"The housing problem is not merely one of overcrowding, but also of the existence of large numbers of houses which fall below modern standards of propriety and sanitation. Something is already being done under existing legislation to clear the worst areas and to remedy sanitary and structural defects in those which remain. As new building increases it will be possible largely to develop this process, and My Government will take every opportunity of pressing it forward with vigour.

"My Ministers are engaged upon inquiries into the possibility of combining with existing systems of insurance, provisions for improved old age pensions and pensions for widowed mothers.

"They will also endeavour, in cooperation with the Local Education Authorities, to promote the steady and continuous development of the public system of education.

"A Conference of representatives of landowners, farmers and workers has already been invited to consider whether an agreement can be arrived at by these different interests which might provide the stable basis of a national agricultural policy. Meanwhile, measures will be laid before you to give effect to the proposals of the late Government for the encouragement of the sugar beet industry; to provide where practicable for the marking of imported foodstuffs and for dealing with the readjustment and redemption of Tithe Rentcharge.

"Steps will be taken to carry out the principal recommendations of the Committee on the use of preservatives and colouring matter in food and for the ascertainment of costs and profits in the distribution of milk.

"In view of the prevalence of high food prices and their adverse effect upon the cost of living, I have appointed a Commission to investigate the extent and causes of the differences between the prices received by producers of foodstuffs and those paid by consumers.

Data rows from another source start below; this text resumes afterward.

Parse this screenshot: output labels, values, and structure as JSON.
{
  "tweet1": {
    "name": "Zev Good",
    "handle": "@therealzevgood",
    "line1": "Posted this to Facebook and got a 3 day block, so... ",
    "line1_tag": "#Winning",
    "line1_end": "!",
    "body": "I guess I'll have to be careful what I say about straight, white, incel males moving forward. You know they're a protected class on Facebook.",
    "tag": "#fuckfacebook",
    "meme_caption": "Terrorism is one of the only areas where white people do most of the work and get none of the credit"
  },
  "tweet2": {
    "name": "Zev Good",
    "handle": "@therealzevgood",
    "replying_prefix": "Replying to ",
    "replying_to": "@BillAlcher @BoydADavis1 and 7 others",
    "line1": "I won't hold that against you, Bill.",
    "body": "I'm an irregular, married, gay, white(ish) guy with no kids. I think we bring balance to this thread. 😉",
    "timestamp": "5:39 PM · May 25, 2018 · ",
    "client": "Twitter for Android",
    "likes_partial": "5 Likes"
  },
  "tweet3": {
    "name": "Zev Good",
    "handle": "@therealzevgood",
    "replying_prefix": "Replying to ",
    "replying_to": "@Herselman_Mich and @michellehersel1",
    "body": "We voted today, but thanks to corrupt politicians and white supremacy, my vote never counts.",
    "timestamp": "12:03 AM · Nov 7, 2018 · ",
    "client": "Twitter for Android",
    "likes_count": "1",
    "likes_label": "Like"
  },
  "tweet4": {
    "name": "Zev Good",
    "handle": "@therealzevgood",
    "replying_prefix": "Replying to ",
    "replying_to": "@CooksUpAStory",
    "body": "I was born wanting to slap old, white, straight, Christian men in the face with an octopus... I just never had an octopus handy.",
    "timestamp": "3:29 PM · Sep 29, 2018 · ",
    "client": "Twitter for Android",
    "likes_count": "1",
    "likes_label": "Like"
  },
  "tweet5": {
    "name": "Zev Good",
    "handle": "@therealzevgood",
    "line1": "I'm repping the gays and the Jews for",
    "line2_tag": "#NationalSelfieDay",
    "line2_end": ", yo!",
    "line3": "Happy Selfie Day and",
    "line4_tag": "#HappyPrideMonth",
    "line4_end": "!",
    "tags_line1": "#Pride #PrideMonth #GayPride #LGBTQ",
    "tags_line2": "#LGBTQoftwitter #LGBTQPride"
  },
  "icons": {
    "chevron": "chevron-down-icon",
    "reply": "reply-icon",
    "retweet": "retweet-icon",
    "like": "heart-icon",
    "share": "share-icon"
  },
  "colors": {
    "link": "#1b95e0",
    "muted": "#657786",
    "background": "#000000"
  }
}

"Measures will be presented for the consolidation of the Law of Property and of the enactments relating to the procedure of the Supreme Court, for the reform of the system of rating and valuation in England and Wales and of rating in Scotland, for the prolongation of the Rent Restrictions Act and of the Agricultural Rates Act, 1923. You will be asked to facilitate the completion of Land Purchase in Northern Ireland and to guarantee the principal and interest of bonds issued by the Government of the Irish Free State under the Land Act recently passed in that Dominion.

"Bills will be introduced dealing with legitimation by subsequent marriage, separation and maintenance orders, guardianship of children and the improvement of the probationary system.

"Preparations are being made for legislation dealing with the Property and Endowments of the Church of Scotland and with the foundation of a National Library for Scotland.

"Bills will also be laid before you to give effect to three International Conventions dealing with wages in the case of shipwreck and with medical examination and stoke-hold employment of young seamen, to validate certain charges imposed during the war, and to amend and consolidate the Factory and Workshop Acts and the law with regard to the use of road vehicles.

"My Government are hopeful that, with the support of the community at large, they may be able, on the lines here indicated and to be developed as time proceeds, to expedite the solution, in a spirit of unity, of many of the problems that are weighing heavily on the national life, and in this way to remove some of the obstacles that have not ceased, since the termination of the war, to retard the industrial and economic recovery of My people.

"Your labours upon these and all other matters I humbly commend to the blessing of Almighty God."

House adjourned during pleasure.

House resumed at a quarter before four of the clock. The LORD CHANCELLOR on the Woolsack.

Several Lords—Took the Oath.

The Lord Gainford—Affirmed.

Several Lords—Took the Oath.

His Royal Highness the Prince of Wales—Singly, took the Oath.

Several Lords—Took the Oath.